Moral behaviour in animals

In this talk the primatologist Frans de Waal explains the transition underway from a tendency to construe animal behaviour (including the human animal) in terms of competition, aggression and domination to a new understanding of a pervasive capacity for cooperation and empathy. It’s a fantastic talk, not least of all because of the animal videos he shows as part of it, but I found it rather puzzling – not in the sense that I disagree with him but simply because it challenged a lot of theoretical conclusions I had come to about animal behaviour.

I have always thought of reciprocity as consisting in a distributional norm and thus, it seemed, one emergent from social structures. I had assumed that issues of reciprocity wouldn’t emerge until you had socialised production processes (i.e. ongoing and organised collective activity, however simple this is) which generated a surplus. Furthermore I would have assumed that the ‘cognitive channel’ for empathy is something which presupposed language, in that it constituted a form of discursive awareness, though perhaps I’ve misunderstood the concept here.

I find his comments towards the end of the talk rather troubling, as they foretell (or rather his joke about Occupy and casual  dismissiveness of philosophical objections to his findings does) the political implications of this naturalisation of fairness. Perhaps our distributional norms (which I’d continue to insist, as an empirical statement, are social and linguistically coded) have their affective roots in a bio-social apparatus which de Waal has demonstrated in his research but his seeming willingness to reduce the former to the latter is the problem here? Though this may be an unfair judgement to make on the basis of a TED talk because he does talk explicitly about ‘continuity’ with other primates (rather than, say, equivalence) though it wasn’t entirely clear to me based on the content of the talk that he concretely holds to this.

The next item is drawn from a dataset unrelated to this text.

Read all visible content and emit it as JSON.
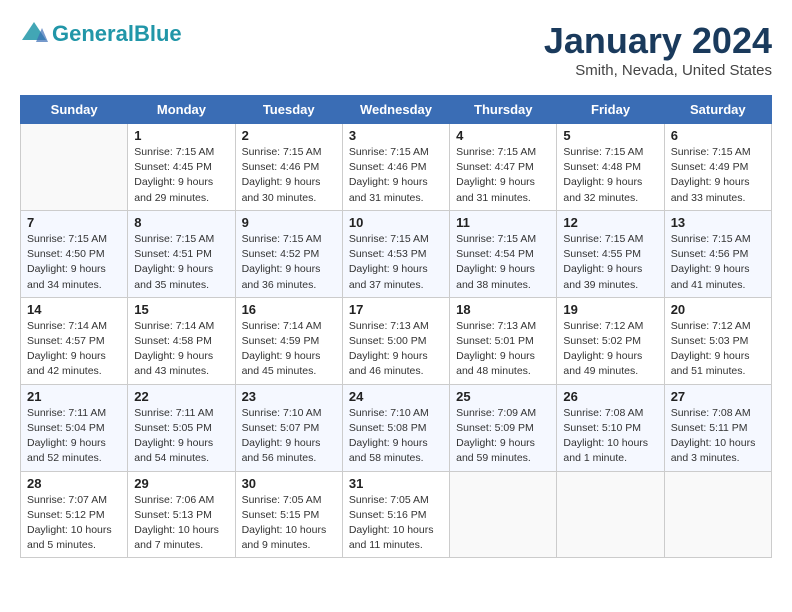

Categories: Rethinking The World

Tags: , ,

Leave a Reply

Your email address will not be published. Required fields are marked *